Among the lines below, return each one that contains the word "title".

▶ THE INPUT:
****************

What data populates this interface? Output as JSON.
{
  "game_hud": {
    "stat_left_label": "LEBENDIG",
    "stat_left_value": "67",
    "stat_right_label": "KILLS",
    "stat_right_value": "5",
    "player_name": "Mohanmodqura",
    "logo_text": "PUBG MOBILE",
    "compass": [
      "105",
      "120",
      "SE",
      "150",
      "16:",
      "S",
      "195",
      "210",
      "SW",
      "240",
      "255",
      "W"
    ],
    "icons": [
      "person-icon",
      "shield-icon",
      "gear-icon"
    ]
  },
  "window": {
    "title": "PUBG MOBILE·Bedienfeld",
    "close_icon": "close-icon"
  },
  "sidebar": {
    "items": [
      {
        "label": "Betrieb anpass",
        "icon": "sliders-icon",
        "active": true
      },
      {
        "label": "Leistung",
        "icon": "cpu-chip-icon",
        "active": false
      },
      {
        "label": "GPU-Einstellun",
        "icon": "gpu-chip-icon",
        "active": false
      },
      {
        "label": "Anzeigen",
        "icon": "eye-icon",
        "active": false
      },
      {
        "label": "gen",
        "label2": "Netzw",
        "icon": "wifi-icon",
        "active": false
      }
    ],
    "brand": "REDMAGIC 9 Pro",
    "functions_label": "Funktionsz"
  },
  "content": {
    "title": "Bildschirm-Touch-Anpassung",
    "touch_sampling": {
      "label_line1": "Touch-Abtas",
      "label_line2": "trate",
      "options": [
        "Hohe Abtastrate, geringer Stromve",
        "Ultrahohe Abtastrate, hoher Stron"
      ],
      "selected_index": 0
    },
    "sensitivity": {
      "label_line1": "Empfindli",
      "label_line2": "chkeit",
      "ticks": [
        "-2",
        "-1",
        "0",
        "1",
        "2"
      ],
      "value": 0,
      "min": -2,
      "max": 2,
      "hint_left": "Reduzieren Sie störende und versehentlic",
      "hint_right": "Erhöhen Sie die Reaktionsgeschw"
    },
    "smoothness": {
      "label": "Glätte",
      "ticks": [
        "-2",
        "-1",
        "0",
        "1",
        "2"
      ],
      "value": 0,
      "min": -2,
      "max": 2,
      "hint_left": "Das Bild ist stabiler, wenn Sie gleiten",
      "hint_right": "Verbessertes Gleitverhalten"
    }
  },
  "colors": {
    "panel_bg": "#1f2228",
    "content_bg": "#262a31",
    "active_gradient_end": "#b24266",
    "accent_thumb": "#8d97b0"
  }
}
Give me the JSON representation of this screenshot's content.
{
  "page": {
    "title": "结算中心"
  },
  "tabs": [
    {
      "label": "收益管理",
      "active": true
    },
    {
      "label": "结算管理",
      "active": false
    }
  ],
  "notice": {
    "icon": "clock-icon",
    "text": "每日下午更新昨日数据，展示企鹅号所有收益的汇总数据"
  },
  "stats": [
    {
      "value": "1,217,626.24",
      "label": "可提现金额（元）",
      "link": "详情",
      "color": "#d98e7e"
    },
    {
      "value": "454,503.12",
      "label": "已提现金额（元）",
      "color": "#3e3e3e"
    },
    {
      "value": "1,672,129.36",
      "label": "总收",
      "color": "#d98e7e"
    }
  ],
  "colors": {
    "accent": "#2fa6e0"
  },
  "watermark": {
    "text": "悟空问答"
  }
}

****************

▶ FINAL ANSWER:
    "title": "PUBG MOBILE·Bedienfeld",
    "title": "Bildschirm-Touch-Anpassung",
    "title": "结算中心"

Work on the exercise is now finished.